> Input
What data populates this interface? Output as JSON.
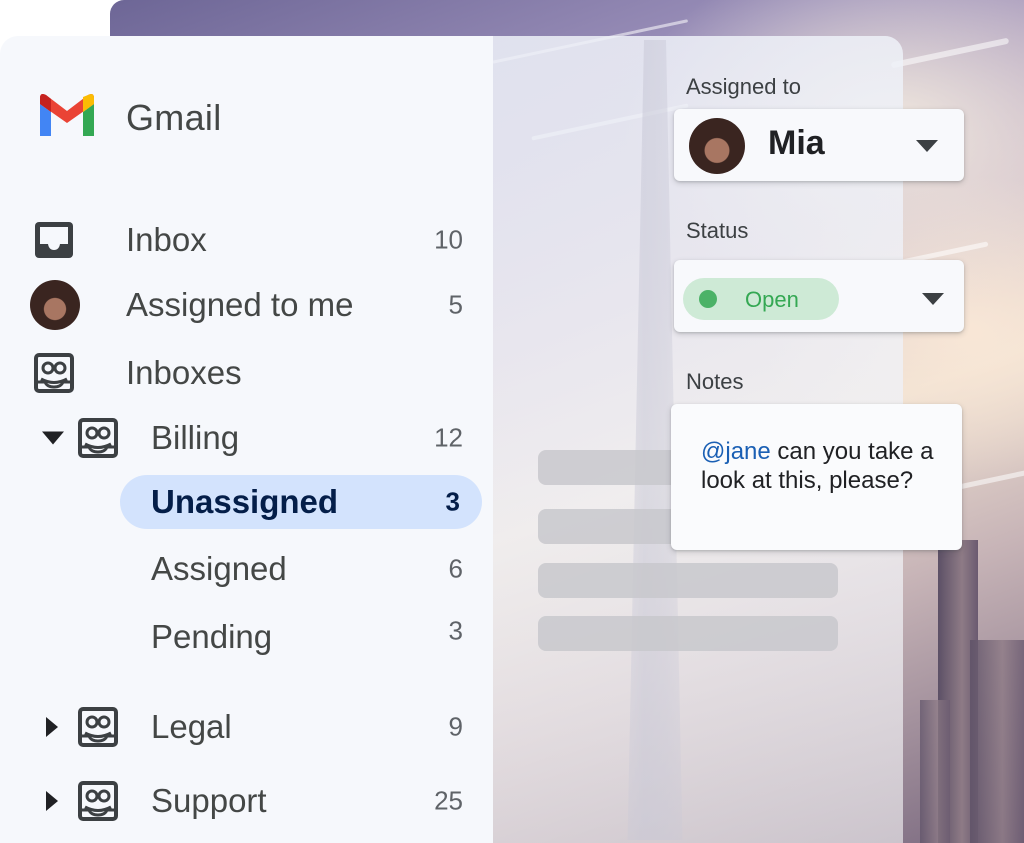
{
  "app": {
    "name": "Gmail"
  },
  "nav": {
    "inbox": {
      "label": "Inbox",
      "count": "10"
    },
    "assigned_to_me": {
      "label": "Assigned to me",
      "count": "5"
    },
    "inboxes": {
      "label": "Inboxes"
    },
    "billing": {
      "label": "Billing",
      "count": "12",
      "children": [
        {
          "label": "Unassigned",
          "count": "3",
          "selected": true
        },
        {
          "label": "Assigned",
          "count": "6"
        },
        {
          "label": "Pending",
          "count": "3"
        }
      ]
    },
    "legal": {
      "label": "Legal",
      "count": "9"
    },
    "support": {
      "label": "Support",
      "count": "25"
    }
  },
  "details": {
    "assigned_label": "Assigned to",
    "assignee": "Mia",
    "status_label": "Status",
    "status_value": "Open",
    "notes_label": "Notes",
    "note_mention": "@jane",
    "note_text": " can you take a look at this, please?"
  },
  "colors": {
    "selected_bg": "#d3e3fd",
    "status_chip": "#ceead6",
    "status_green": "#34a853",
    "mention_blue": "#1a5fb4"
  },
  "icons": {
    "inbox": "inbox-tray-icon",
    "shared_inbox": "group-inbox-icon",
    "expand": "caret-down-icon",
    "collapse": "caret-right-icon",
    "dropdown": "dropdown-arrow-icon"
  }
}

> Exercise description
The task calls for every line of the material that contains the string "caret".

> Result for this exercise
    "expand": "caret-down-icon",
    "collapse": "caret-right-icon",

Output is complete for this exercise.